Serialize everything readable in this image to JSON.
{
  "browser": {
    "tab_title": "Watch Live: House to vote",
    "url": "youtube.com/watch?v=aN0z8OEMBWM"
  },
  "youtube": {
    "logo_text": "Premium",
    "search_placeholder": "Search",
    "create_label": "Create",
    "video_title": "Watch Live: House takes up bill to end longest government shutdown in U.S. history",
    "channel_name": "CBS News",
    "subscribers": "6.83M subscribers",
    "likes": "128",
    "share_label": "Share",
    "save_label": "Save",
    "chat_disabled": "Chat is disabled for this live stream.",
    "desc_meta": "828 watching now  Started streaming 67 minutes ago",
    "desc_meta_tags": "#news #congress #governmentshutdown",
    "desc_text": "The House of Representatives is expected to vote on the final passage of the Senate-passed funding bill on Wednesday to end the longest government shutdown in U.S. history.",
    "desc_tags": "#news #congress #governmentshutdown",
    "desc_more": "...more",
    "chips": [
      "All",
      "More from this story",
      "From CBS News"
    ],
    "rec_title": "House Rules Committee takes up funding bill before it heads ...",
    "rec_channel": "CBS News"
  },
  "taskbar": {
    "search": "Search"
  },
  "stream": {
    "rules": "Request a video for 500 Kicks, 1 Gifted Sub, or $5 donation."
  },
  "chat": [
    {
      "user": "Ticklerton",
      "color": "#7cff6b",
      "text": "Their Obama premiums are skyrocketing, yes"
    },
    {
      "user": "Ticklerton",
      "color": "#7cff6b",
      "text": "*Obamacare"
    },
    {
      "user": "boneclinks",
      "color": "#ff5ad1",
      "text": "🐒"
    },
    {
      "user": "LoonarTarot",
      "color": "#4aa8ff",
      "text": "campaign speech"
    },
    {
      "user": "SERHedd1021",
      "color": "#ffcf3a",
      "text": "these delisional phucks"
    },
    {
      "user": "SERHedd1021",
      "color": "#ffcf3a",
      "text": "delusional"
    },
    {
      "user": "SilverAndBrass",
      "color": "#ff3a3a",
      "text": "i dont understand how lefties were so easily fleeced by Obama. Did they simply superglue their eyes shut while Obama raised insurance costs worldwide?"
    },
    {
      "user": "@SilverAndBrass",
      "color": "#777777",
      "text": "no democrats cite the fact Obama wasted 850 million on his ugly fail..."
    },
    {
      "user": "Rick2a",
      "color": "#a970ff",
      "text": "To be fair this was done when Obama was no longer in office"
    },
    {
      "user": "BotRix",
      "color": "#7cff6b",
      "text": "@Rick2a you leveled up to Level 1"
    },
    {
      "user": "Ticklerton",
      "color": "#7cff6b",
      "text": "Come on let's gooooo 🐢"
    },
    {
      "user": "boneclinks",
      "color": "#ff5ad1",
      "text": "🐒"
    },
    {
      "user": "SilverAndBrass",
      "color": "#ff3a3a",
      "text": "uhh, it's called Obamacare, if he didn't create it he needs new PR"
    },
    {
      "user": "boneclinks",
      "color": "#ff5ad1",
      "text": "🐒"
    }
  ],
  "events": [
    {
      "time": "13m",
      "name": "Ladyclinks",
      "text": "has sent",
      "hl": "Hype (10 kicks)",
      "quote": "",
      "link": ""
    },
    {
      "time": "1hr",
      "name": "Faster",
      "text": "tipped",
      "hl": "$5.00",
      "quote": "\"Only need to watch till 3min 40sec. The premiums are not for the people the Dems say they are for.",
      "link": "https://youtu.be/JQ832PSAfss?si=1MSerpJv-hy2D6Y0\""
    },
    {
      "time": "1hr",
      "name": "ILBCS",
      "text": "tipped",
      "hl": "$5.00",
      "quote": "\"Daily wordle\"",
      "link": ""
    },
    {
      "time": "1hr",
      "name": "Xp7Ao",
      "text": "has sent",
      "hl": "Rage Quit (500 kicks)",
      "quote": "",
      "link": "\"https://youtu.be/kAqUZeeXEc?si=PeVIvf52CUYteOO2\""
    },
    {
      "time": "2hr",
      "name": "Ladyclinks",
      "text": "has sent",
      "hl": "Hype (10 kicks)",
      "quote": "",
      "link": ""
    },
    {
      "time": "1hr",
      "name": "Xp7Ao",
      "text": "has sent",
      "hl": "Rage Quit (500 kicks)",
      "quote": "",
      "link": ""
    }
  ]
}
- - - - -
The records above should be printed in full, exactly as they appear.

Serialize everything readable in this image to JSON.
{
  "browser": {
    "tab_title": "Watch Live: House to vote",
    "url": "youtube.com/watch?v=aN0z8OEMBWM"
  },
  "youtube": {
    "logo_text": "Premium",
    "search_placeholder": "Search",
    "create_label": "Create",
    "video_title": "Watch Live: House takes up bill to end longest government shutdown in U.S. history",
    "channel_name": "CBS News",
    "subscribers": "6.83M subscribers",
    "likes": "128",
    "share_label": "Share",
    "save_label": "Save",
    "chat_disabled": "Chat is disabled for this live stream.",
    "desc_meta": "828 watching now  Started streaming 67 minutes ago",
    "desc_meta_tags": "#news #congress #governmentshutdown",
    "desc_text": "The House of Representatives is expected to vote on the final passage of the Senate-passed funding bill on Wednesday to end the longest government shutdown in U.S. history.",
    "desc_tags": "#news #congress #governmentshutdown",
    "desc_more": "...more",
    "chips": [
      "All",
      "More from this story",
      "From CBS News"
    ],
    "rec_title": "House Rules Committee takes up funding bill before it heads ...",
    "rec_channel": "CBS News"
  },
  "taskbar": {
    "search": "Search"
  },
  "stream": {
    "rules": "Request a video for 500 Kicks, 1 Gifted Sub, or $5 donation."
  },
  "chat": [
    {
      "user": "Ticklerton",
      "color": "#7cff6b",
      "text": "Their Obama premiums are skyrocketing, yes"
    },
    {
      "user": "Ticklerton",
      "color": "#7cff6b",
      "text": "*Obamacare"
    },
    {
      "user": "boneclinks",
      "color": "#ff5ad1",
      "text": "🐒"
    },
    {
      "user": "LoonarTarot",
      "color": "#4aa8ff",
      "text": "campaign speech"
    },
    {
      "user": "SERHedd1021",
      "color": "#ffcf3a",
      "text": "these delisional phucks"
    },
    {
      "user": "SERHedd1021",
      "color": "#ffcf3a",
      "text": "delusional"
    },
    {
      "user": "SilverAndBrass",
      "color": "#ff3a3a",
      "text": "i dont understand how lefties were so easily fleeced by Obama. Did they simply superglue their eyes shut while Obama raised insurance costs worldwide?"
    },
    {
      "user": "@SilverAndBrass",
      "color": "#777777",
      "text": "no democrats cite the fact Obama wasted 850 million on his ugly fail..."
    },
    {
      "user": "Rick2a",
      "color": "#a970ff",
      "text": "To be fair this was done when Obama was no longer in office"
    },
    {
      "user": "BotRix",
      "color": "#7cff6b",
      "text": "@Rick2a you leveled up to Level 1"
    },
    {
      "user": "Ticklerton",
      "color": "#7cff6b",
      "text": "Come on let's gooooo 🐢"
    },
    {
      "user": "boneclinks",
      "color": "#ff5ad1",
      "text": "🐒"
    },
    {
      "user": "SilverAndBrass",
      "color": "#ff3a3a",
      "text": "uhh, it's called Obamacare, if he didn't create it he needs new PR"
    },
    {
      "user": "boneclinks",
      "color": "#ff5ad1",
      "text": "🐒"
    }
  ],
  "events": [
    {
      "time": "13m",
      "name": "Ladyclinks",
      "text": "has sent",
      "hl": "Hype (10 kicks)",
      "quote": "",
      "link": ""
    },
    {
      "time": "1hr",
      "name": "Faster",
      "text": "tipped",
      "hl": "$5.00",
      "quote": "\"Only need to watch till 3min 40sec. The premiums are not for the people the Dems say they are for.",
      "link": "https://youtu.be/JQ832PSAfss?si=1MSerpJv-hy2D6Y0\""
    },
    {
      "time": "1hr",
      "name": "ILBCS",
      "text": "tipped",
      "hl": "$5.00",
      "quote": "\"Daily wordle\"",
      "link": ""
    },
    {
      "time": "1hr",
      "name": "Xp7Ao",
      "text": "has sent",
      "hl": "Rage Quit (500 kicks)",
      "quote": "",
      "link": "\"https://youtu.be/kAqUZeeXEc?si=PeVIvf52CUYteOO2\""
    },
    {
      "time": "2hr",
      "name": "Ladyclinks",
      "text": "has sent",
      "hl": "Hype (10 kicks)",
      "quote": "",
      "link": ""
    },
    {
      "time": "1hr",
      "name": "Xp7Ao",
      "text": "has sent",
      "hl": "Rage Quit (500 kicks)",
      "quote": "",
      "link": ""
    }
  ]
}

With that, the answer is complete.